3M and Allied Control Debut Immersion Cooling Data Center
Advanced system is designed to save more than 95% percent of cooling electricity and is considered the most energy-efficient data center in Asia.
3M andHong-Kong-based Allied Controlare releasing details behind significant new advancements in reducing energy use in data centers, while enabling much tighter component packaging for greater computing power in less space. Allied Control’s passive two-phase liquid immersion cooling system employs a novel approach pioneered by 3M Novec Engineered Fluids. The open bath method permits easy access to hardware, while eliminating the need for costly, pressure vessel enclosures and charging/recovery systems making the technology cost effective for large-scale data center applications.
Using 3M™ Novec™ Engineered Fluidsas the primary coolant, Allied Control completed the new data center project on behalf of their client from design to deployment in just six months. The first-of-its-kind data center is now Asia and Hong Kong’s most energy-efficient. The success of this 500kW facility has much broader implications for widespread use in the data center market. The advances hold significant potential for organizations building super computers or high-performance computing platforms, central processing unit or graphics processing unit manufacturers, computing clouds, original equipment manufacturers and green facilities.
With standard 19-in. racks and enclosures built in a modular, open and universal design, the data center is capable of delivering a Power Usage Effectiveness (PUE) of 1.02 in the hot and humid climate of Hong Kong, without taking any free cooling into account. Executives at Allied Control believe that with the liquid cooling process, it’s easily possible to surpass this already low PUE for data centers located in milder climates in America or Europe.
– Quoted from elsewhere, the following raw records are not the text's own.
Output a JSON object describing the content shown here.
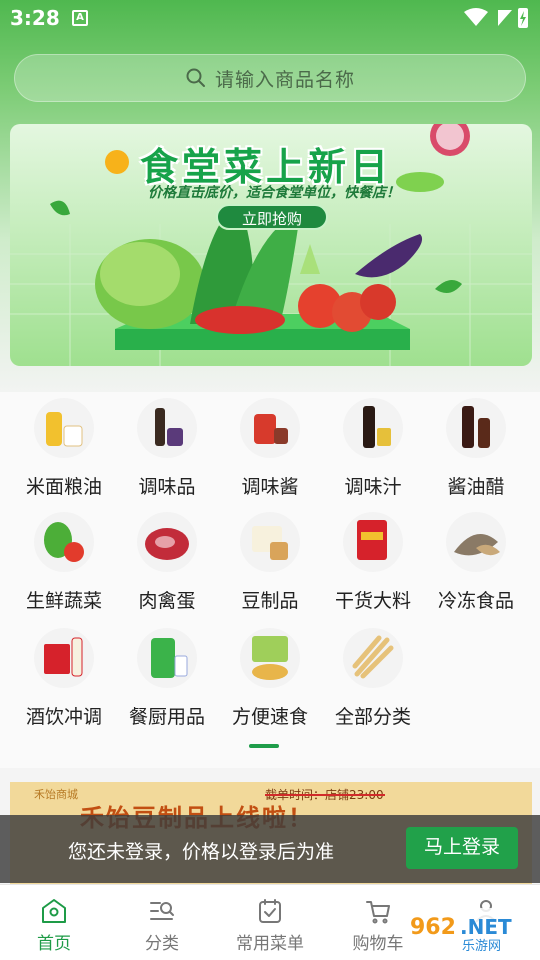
{
  "status": {
    "time": "3:28",
    "notif_glyph": "A"
  },
  "search": {
    "placeholder": "请输入商品名称"
  },
  "banner": {
    "title": "食堂菜上新日",
    "subtitle": "价格直击底价，适合食堂单位，快餐店！",
    "button": "立即抢购"
  },
  "categories": [
    {
      "label": "米面粮油",
      "icon": "grain-oil-icon"
    },
    {
      "label": "调味品",
      "icon": "seasoning-icon"
    },
    {
      "label": "调味酱",
      "icon": "sauce-jar-icon"
    },
    {
      "label": "调味汁",
      "icon": "sauce-bottle-icon"
    },
    {
      "label": "酱油醋",
      "icon": "soy-vinegar-icon"
    },
    {
      "label": "生鲜蔬菜",
      "icon": "vegetable-icon"
    },
    {
      "label": "肉禽蛋",
      "icon": "meat-icon"
    },
    {
      "label": "豆制品",
      "icon": "tofu-icon"
    },
    {
      "label": "干货大料",
      "icon": "dried-goods-icon"
    },
    {
      "label": "冷冻食品",
      "icon": "frozen-food-icon"
    },
    {
      "label": "酒饮冲调",
      "icon": "liquor-icon"
    },
    {
      "label": "餐厨用品",
      "icon": "kitchen-supplies-icon"
    },
    {
      "label": "方便速食",
      "icon": "instant-food-icon"
    },
    {
      "label": "全部分类",
      "icon": "all-categories-icon"
    }
  ],
  "promo": {
    "brand": "禾饴商城",
    "time": "截单时间：店铺23:00",
    "title": "禾饴豆制品上线啦！"
  },
  "login_bar": {
    "message": "您还未登录，价格以登录后为准",
    "button": "马上登录"
  },
  "tabs": [
    {
      "label": "首页",
      "active": true
    },
    {
      "label": "分类",
      "active": false
    },
    {
      "label": "常用菜单",
      "active": false
    },
    {
      "label": "购物车",
      "active": false
    }
  ],
  "colors": {
    "accent": "#1e9b47",
    "header_green": "#4fb84f",
    "login_button": "#21a14a"
  }
}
The data center, despite being housed in Hong Kong’s sticky climate, saved more than 95 percent of its cooling electricity energy. This represented a staggering $64,000 savings per month in the 500kW facility by eliminating chillers and air conditioning units. Additionally, the IT equipment in the data center uses 10 times less space than traditional data centers, requiring less than 160 sq ft (15 square meters). The system is located in one of Hong Kong’s high rise buildings and fits into the size of a standard shipping container.
“This new data center project demonstrates the elegance of immersion cooling and showcases that it has what it takes to be the new gold standard in the industry,” said Kar-Wing Lau, vice president of operations at Allied Control. “Many of the companies that we partner with see the immediate benefits — technically and economically — and that it’s already commercially viable today. There’s no denying that immersion cooling will play an important role in the future, and that it has great potential for growth.”
Lau went on to state that Allied Control sees passive two-phase immersion cooling as the holy grail of electronics cooling by saving massive amounts of energy, greenhouse emissions and space, as well as resolving a number of today’s engineering bottlenecks. The technology allows manufacturers to build better hardware without the heat transfer constraints of traditional cooling, while also being much cheaper and less complex to build and an open and future proof platform. That means its modular design, scalability and re-use for future generations help to save money and increase the lifespan of each hardware generation as well. Rather than requiring additional components like custom water blocks, heat sinks or fans to fit specific hardware, immersion cooling uses non-conductive liquids, like Novec Engineered Fluids, that simply surround whatever shape any future hardware will have. Not only is it cheaper in comparison to traditional computer room air conditioners, but this practice has the potential to lower total overall cost of ownership even further when looking at future hardware generations.
“Our client knows they are just beginning to scratch the surface on the potential enclosure capacity of their data center. They still have the ability to increase capacity by two- or threefold, and they intend to replace their hardware with the next generation without making additional changes for a long time to come,” said Lau. “Using two-phase immersion cooling, the constraint is definitely not cooling-related. Others in the industry are quickly seeing that there is simply no other solution to cope with extreme densities beyond 150 kW per rack in such an elegant way.”
Lau said Allied Control is already in talks to work with additional partners and consulting infrastructure companies on new or existing hardware projects.
Allied Control chose Novec Engineered Fluid for its excellent dielectric heat transfer performance with exceptional environmental properties. The result is a system that can be incorporated into existing data center infrastructure and, because it eliminates the need for chillers and air conditioning units, can reduce the energy used to cool IT equipment by up to 97%. Harvested heat from the system can also be reused for heating, desalination of sea water or organic Rankine cycle and provides inherent fire protection for servers due to the fluid’s fire extinguishing properties. Revolutionary coolants like Novec Engineered Fluids, which are non-ozone depleting, have wide margins of safety in their intended applications and low global warming potentials, further enable the possibilities.
“The advancements that Allied Control has achieved are a major thrust for the data center industry,” said Joe Koch, business director at 3M Electronics Markets Materials Division. “Their accomplishments are inspiring other industry leaders to find better ways to address energy efficiency, space constraints and increased computing power in data centers. 3M is committed to continuing to be part of these collaborations that drive customers toward meeting energy-efficiency and sustainability objectives. We applaud the leadership demonstrated by these early adopters.”